▸ Data extracts
···
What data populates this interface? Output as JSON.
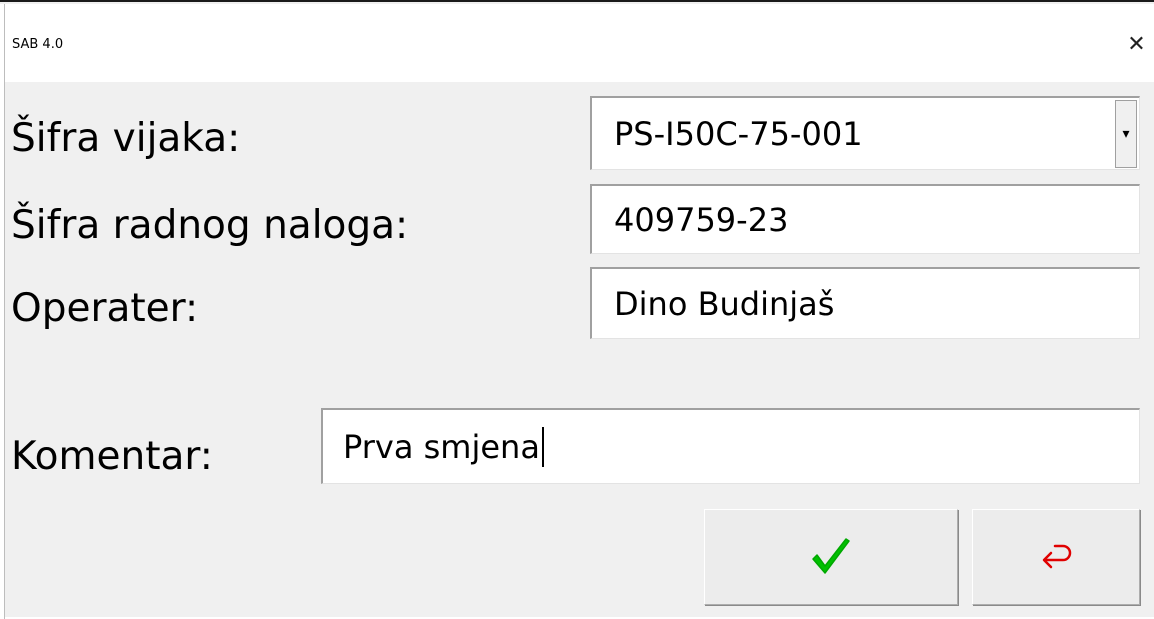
{
  "window": {
    "title": "SAB 4.0",
    "close_glyph": "✕"
  },
  "form": {
    "screw_code": {
      "label": "Šifra vijaka:",
      "value": "PS-I50C-75-001",
      "arrow_glyph": "▾"
    },
    "work_order": {
      "label": "Šifra radnog naloga:",
      "value": "409759-23"
    },
    "operator": {
      "label": "Operater:",
      "value": "Dino Budinjaš"
    },
    "comment": {
      "label": "Komentar:",
      "value": "Prva smjena"
    }
  },
  "buttons": {
    "confirm": {
      "icon": "checkmark-icon",
      "color": "#00c000"
    },
    "back": {
      "icon": "return-arrow-icon",
      "color": "#e00000"
    }
  }
}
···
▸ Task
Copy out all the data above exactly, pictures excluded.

▸ Response for this exercise
What data populates this interface? Output as JSON.
{
  "window": {
    "title": "SAB 4.0",
    "close_glyph": "✕"
  },
  "form": {
    "screw_code": {
      "label": "Šifra vijaka:",
      "value": "PS-I50C-75-001",
      "arrow_glyph": "▾"
    },
    "work_order": {
      "label": "Šifra radnog naloga:",
      "value": "409759-23"
    },
    "operator": {
      "label": "Operater:",
      "value": "Dino Budinjaš"
    },
    "comment": {
      "label": "Komentar:",
      "value": "Prva smjena"
    }
  },
  "buttons": {
    "confirm": {
      "icon": "checkmark-icon",
      "color": "#00c000"
    },
    "back": {
      "icon": "return-arrow-icon",
      "color": "#e00000"
    }
  }
}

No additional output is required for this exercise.